-------- Data records

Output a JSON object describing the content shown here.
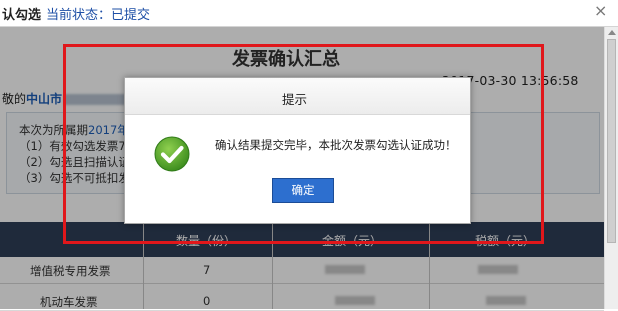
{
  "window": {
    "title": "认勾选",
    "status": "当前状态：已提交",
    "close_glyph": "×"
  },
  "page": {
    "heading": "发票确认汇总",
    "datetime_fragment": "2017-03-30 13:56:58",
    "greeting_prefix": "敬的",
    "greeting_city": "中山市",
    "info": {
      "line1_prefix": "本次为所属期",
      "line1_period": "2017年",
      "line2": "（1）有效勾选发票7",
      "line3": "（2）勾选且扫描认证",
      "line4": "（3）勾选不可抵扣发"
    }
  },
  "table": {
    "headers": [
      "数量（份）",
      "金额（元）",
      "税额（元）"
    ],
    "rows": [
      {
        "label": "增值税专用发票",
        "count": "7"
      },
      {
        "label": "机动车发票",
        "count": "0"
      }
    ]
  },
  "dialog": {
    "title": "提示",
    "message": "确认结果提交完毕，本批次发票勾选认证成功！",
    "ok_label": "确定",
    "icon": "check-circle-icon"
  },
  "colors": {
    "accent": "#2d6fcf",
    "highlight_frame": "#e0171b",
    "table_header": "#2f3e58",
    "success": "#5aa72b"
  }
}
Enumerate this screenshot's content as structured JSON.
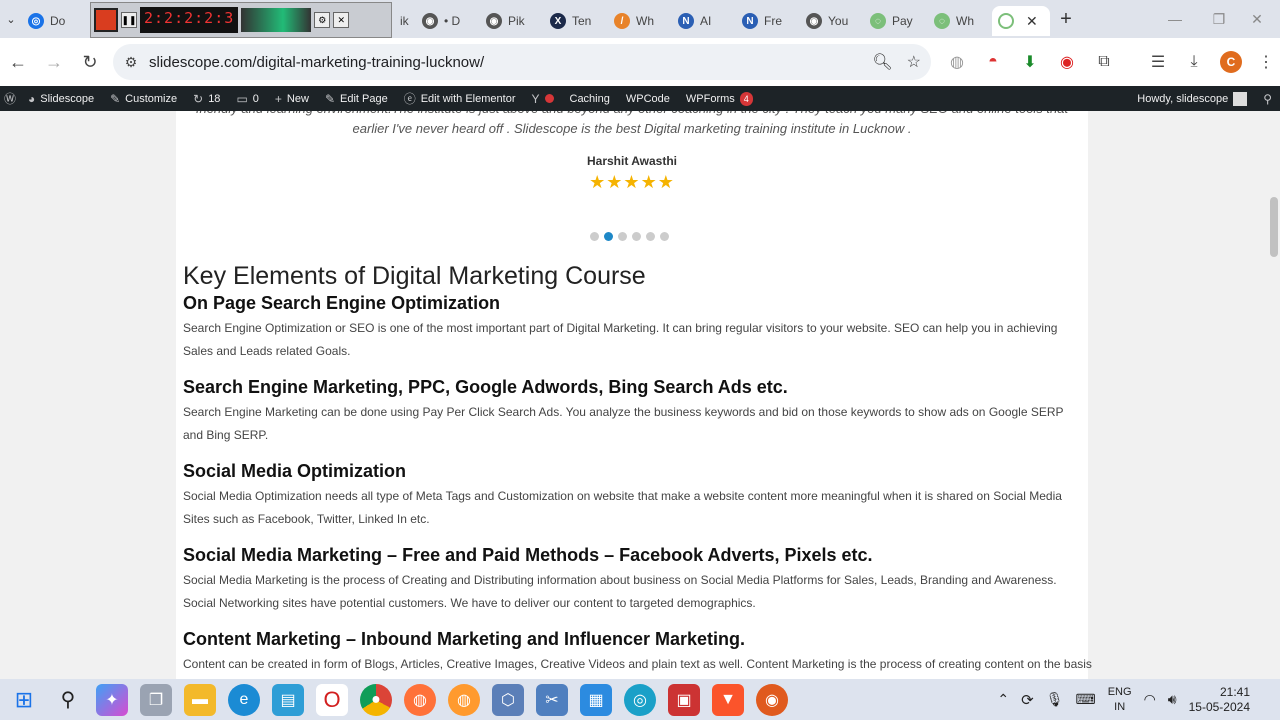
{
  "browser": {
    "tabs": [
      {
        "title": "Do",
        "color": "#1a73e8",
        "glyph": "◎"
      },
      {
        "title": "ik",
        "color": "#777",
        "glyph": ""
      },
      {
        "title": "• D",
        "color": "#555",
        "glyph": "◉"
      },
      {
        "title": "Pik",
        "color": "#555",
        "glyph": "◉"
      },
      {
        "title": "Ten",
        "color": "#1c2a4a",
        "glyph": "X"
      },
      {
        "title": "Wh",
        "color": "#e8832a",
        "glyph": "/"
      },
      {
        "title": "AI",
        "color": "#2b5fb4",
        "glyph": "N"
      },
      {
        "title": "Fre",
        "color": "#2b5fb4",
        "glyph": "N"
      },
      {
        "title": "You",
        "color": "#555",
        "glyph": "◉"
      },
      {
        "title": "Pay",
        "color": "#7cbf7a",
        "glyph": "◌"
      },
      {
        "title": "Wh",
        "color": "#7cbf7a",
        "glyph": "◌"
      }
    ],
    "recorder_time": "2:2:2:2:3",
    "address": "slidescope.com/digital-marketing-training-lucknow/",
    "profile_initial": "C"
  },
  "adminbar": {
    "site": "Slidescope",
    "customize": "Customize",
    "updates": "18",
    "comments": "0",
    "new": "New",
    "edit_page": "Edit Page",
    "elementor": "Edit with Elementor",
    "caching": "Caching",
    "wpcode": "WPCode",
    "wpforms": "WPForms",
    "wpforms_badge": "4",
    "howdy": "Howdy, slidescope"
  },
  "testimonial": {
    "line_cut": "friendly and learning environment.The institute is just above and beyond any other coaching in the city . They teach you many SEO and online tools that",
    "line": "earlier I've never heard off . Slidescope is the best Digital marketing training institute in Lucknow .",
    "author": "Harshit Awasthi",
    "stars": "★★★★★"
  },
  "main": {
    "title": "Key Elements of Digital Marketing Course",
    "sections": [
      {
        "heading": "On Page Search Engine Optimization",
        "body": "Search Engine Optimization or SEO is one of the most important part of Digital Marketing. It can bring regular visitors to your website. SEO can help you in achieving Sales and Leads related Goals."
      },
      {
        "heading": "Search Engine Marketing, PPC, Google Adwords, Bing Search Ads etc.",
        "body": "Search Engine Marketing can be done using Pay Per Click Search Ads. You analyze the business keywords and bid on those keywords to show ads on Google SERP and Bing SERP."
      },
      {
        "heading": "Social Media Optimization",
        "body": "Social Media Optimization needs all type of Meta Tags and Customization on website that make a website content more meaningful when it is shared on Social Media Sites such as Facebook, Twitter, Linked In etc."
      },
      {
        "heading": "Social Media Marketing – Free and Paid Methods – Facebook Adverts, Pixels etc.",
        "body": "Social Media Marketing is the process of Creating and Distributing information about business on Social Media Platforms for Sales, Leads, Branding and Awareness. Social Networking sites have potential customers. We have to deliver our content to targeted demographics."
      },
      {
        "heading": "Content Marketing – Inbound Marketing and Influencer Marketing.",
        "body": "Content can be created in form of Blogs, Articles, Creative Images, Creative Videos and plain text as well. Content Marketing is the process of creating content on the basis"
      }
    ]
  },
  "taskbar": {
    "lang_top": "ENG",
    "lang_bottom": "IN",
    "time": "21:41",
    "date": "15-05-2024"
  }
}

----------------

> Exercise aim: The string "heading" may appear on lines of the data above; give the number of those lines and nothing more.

> Output of the exercise: 6